Why we need to address the UK’s digital skills shortage right now

Gavin Wheeldon, CEO of Purple, explains why he thinks the Government should consider subsidised tuition fees to give programming courses a boost.

“A shortage in suitable digital skills for digital jobs persists in the UK labour market. This is a major risk to business growth, innovation and broader societal development.”

These aren’t my words but those of the Digital Skills Report published by the government in January this year. I agree with them wholeheartedly.

It is predicted that by 2030 the ICT workforce will have grown by 39 per cent.

Additional workers with digital skills are desperately needed. The Future Digital Skills Needs of the UK Economy, estimated that 745,000 additional workers with digital skills would be needed to meet rising demand from employers between 2013 and 2017.

In my experience this hasn’t happened. I don’t believe we’re anywhere near meeting this demand. As CEO of Purple, an intelligent spaces company, we are at the forefront of development. Purple evolved from Purple WiFi, the cloud-based marketing and analytics Wi-Fi software company, to take the lead in real-time analytics and marketing for venues and businesses that want to engage with visitors and understand the use of physical spaces.

We are expanding rapidly. With nearly 8 million users across 134 countries, we work with a range of brands and venues, including Molson Coors, Legoland, Jaguar, United Wireless Arena, City of York and TUI. We have an active reseller base of over 300 in 60 countries. Purple employs over 70 full time staff and currently has offices in the UK, US, Madrid and Melbourne with more offices planned.

However, we need skilled tech staff now. We need programmers and we need them at our base in Ashton-under-Lyne in Greater Manchester. But recruitment is difficult. The skills, it seems, are in short supply.

The government report backs up our experience. It commented: “The shortage in digital skills represents a key bottleneck for industry and is linked to one in five of all vacancies. Currently, 72 per cent of large companies and 49 per cent of SMEs are suffering tech skill gaps.”

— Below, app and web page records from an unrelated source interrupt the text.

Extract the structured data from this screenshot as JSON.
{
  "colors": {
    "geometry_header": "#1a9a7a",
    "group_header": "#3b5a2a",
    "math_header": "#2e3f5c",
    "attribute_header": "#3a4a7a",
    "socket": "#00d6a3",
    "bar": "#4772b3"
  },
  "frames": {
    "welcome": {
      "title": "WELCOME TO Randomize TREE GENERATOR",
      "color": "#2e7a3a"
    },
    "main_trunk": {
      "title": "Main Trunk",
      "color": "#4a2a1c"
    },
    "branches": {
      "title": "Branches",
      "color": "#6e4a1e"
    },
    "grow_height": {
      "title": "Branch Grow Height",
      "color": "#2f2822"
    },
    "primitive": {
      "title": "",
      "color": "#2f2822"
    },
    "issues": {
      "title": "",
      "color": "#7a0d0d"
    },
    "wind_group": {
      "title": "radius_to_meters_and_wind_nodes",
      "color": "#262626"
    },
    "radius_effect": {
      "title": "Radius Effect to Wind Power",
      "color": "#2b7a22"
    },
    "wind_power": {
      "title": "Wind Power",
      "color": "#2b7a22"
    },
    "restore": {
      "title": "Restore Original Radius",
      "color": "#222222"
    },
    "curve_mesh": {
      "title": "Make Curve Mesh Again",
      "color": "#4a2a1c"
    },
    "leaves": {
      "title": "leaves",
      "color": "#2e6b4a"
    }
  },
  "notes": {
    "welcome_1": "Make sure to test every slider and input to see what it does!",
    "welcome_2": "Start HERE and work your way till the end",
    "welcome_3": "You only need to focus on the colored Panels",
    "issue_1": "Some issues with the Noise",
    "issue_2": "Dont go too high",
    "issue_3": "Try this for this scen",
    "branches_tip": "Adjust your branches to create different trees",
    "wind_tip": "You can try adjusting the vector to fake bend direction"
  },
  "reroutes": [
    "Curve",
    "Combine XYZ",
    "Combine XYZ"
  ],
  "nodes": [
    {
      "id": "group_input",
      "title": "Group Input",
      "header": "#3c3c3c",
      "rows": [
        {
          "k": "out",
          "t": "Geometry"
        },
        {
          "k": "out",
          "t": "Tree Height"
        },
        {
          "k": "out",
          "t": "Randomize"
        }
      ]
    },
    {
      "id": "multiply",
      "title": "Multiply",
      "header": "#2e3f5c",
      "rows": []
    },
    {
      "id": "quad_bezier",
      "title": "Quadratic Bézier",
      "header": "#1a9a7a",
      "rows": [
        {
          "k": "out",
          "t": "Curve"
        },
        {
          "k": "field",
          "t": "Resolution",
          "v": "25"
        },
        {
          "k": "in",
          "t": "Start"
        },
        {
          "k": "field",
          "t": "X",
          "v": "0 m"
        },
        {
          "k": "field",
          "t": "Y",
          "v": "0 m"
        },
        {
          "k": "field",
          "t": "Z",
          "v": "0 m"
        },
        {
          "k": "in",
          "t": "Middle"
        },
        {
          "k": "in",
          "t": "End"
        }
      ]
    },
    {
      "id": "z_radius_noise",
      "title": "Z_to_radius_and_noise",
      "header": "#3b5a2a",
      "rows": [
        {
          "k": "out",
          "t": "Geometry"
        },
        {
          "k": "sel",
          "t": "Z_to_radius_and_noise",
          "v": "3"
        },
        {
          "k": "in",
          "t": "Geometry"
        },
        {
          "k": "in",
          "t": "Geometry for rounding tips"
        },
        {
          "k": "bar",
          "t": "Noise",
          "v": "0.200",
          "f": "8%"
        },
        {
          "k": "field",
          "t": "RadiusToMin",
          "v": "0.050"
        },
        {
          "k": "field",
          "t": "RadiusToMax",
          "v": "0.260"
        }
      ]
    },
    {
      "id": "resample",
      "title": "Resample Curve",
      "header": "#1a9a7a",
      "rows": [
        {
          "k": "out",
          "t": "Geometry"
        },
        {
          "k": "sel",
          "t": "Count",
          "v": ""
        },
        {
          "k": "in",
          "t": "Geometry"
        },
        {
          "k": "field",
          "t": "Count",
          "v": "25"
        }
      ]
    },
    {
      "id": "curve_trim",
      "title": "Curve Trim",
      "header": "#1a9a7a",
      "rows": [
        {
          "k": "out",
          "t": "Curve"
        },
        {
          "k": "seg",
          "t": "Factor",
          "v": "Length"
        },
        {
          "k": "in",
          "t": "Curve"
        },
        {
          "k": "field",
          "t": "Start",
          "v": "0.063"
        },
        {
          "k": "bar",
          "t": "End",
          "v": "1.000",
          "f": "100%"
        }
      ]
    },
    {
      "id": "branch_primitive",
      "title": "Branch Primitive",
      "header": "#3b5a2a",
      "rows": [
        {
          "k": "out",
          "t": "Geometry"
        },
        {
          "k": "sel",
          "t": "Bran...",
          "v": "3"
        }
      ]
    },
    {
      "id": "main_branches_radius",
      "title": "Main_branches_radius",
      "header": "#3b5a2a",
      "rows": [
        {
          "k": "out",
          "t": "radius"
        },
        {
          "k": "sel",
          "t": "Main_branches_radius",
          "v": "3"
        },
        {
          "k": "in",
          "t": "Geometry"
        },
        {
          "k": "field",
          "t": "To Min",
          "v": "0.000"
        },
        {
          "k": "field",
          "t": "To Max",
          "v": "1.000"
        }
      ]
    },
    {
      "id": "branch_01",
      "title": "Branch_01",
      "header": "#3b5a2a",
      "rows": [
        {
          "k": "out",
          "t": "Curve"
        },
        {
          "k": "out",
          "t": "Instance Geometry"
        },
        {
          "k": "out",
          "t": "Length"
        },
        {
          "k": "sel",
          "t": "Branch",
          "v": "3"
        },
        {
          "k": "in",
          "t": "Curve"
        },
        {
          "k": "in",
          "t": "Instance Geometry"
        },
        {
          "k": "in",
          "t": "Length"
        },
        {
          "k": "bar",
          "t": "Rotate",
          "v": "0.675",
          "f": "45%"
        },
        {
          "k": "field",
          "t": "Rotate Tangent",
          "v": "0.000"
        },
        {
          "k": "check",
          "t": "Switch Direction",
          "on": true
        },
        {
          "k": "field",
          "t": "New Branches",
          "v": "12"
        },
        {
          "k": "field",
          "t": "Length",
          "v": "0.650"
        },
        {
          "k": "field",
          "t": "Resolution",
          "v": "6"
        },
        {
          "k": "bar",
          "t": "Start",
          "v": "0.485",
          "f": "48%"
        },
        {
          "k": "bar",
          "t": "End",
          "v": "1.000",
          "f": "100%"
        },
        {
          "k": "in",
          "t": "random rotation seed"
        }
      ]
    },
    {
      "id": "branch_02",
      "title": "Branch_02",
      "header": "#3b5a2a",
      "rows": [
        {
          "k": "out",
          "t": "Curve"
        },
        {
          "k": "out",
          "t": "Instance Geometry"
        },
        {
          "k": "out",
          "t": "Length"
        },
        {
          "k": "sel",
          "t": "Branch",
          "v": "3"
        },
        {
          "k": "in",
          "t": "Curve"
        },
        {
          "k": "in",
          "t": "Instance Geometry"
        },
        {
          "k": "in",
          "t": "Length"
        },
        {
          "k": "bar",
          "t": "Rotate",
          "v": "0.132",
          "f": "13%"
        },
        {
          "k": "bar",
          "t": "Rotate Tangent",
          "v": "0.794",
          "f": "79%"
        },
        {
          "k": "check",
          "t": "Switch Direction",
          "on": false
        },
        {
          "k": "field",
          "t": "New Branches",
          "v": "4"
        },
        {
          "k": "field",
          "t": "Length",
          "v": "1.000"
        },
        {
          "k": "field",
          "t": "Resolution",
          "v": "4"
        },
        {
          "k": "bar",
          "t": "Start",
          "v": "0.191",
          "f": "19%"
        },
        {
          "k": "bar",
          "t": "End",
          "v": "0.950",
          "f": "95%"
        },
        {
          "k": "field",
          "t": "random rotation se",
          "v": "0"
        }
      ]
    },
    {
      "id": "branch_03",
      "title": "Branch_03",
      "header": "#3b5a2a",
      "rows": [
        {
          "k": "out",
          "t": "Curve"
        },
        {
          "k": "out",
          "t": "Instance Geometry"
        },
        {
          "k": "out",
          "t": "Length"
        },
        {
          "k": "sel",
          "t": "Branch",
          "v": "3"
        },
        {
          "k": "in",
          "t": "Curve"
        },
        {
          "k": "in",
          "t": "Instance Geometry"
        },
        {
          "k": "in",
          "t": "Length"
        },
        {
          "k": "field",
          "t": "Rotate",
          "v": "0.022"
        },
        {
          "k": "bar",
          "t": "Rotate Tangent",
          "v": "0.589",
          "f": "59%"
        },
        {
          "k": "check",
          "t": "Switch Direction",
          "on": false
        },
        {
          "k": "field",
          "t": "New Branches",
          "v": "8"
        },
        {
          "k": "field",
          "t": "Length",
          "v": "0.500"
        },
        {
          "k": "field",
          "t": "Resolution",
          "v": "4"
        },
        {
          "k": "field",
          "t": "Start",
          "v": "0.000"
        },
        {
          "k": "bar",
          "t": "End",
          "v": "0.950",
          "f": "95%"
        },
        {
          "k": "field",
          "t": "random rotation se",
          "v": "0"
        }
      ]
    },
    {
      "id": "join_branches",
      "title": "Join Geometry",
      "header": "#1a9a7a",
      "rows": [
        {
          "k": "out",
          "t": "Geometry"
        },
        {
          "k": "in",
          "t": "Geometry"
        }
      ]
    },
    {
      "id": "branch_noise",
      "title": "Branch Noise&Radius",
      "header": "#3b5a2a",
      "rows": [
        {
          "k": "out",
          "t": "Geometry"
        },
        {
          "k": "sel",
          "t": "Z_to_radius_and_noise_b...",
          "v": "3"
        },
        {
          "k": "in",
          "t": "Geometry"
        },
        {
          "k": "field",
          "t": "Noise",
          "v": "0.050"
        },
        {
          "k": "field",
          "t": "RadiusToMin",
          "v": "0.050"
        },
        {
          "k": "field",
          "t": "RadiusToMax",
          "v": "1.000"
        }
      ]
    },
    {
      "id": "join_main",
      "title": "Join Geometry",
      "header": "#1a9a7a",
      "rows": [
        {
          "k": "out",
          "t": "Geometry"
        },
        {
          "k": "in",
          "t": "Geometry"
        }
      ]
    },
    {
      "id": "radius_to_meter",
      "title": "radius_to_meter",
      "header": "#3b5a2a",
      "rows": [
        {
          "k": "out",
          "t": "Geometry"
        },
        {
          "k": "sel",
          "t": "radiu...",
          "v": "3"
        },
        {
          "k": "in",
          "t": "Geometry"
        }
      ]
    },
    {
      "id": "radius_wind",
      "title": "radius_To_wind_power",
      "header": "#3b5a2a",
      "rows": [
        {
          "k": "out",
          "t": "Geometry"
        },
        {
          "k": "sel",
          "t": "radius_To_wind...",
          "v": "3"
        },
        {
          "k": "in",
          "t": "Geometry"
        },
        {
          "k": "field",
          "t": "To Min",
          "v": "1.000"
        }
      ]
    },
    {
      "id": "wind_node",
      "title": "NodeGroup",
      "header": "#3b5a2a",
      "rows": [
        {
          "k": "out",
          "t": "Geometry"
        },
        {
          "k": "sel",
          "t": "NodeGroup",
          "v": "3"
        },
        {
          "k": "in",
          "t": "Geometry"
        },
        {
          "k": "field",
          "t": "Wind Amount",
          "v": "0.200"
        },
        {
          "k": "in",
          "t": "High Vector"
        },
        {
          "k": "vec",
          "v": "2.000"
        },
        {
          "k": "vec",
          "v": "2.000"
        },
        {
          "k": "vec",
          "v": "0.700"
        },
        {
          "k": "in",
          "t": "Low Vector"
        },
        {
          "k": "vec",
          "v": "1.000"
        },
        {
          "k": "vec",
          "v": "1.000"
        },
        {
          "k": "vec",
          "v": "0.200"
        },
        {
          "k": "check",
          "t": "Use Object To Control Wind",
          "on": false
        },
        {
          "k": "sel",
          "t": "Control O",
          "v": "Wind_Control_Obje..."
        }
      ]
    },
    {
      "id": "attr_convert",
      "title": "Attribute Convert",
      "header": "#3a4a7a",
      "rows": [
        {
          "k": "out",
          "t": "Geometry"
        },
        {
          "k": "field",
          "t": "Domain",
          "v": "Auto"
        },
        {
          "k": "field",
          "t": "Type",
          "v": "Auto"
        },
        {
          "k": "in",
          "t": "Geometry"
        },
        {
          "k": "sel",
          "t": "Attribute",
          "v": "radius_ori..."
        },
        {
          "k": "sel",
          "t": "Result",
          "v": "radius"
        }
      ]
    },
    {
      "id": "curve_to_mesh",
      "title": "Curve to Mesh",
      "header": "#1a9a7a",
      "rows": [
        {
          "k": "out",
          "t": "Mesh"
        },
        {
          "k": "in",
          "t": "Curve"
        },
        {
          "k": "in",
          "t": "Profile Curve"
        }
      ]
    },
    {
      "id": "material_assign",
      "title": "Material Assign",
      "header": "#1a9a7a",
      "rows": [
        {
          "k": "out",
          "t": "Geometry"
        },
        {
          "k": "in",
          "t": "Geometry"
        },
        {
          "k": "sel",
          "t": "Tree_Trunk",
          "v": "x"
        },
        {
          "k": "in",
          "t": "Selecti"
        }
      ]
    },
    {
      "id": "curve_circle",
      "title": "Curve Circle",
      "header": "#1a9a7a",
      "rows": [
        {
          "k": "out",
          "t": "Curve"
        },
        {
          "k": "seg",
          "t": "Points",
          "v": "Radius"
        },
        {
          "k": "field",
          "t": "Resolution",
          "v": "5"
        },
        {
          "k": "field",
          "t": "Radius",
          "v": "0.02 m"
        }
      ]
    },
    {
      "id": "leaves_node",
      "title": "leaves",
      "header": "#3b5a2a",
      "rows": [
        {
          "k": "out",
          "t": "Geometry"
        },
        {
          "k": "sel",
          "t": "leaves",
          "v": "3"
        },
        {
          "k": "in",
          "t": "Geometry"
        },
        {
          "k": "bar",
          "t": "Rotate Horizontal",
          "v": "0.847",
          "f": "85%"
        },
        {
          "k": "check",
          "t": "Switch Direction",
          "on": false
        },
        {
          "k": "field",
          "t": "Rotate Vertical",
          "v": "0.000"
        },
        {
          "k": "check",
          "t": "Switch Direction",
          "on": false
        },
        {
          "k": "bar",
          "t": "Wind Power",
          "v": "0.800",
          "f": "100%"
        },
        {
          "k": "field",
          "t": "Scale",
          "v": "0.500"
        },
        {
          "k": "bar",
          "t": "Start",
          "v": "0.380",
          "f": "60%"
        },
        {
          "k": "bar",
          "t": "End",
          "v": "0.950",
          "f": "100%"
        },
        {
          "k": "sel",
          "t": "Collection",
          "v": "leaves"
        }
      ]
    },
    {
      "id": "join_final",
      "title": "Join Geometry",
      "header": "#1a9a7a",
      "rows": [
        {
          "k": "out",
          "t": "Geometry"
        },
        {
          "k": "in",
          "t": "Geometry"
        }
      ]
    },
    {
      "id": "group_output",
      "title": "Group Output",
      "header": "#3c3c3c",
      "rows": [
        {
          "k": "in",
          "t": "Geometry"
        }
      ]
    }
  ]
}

So how can this be improved? If digital companies are to succeed and thrive, the next generation of programmers need to be trained at an early age.

The UK Digital Skills Force examined schooling and careers advice and reported in their 2014 Digital Skills for Tomorrow’s World that teachers, students and parents were unsupported in advisory roles when it came to the tech market. A lack of understanding of the UK digital market and its huge success stopped many students being advised about careers in the area.

Many parents, it found, thought digital skills were irrelevant to a future career. That coupled with the fact that only 17 per cent of people working in tech are women and there is also a huge gender issue to consider.

At Purple we take two student developers on placement every year in the hope they will return to us once qualified. We are welcoming back a development graduate this summer, which shows our investment in potential employees at a young age is paying dividends and does help us to attract and capture upcoming talent.

We also appoint school leaver apprentices in other areas of the business and this also seems to work well. For example, our marketing apprentice is now our full time Marketing Assistant.

But while we wait for the new generation to be fully equipped, companies such as Purple need to look for ways to address the digital shortage.

Can we do more to train our staff in-house to help them progress to be the programmers of the future? Can governments, both national and local, find a way to encourage, nurture and link up skills with careers? How can students coming out of university be better equipped to fulfil the roles open to them?

A national scheme to highlight the importance of these skills and to showcase exactly what companies such as Purple can offer is crucial. Re-education of teachers, parents and indeed, those actively seeking work is a necessity.

The Coding from Five Initiative will help hugely, but we won’t feel the benefits of that for another 15 years.

I feel we’re at a stage where the Government should consider subsidised tuition fees to give programming courses the boost that is sorely needed. Furthermore, if we bring University curriculums more inline with the demands of the real world our graduates will be better prepared for the challenges they will face when they enter employment full time.

Gavin Wheeldon is CEO of Wi-Fi software company Purple.

Check Also

How technology is helping to make employee wellbeing a priority in the hybrid workplace

Lars Lauridsen, Senior Global Product Manager, Logitech explores the importance of ensuring employee wellbeing in …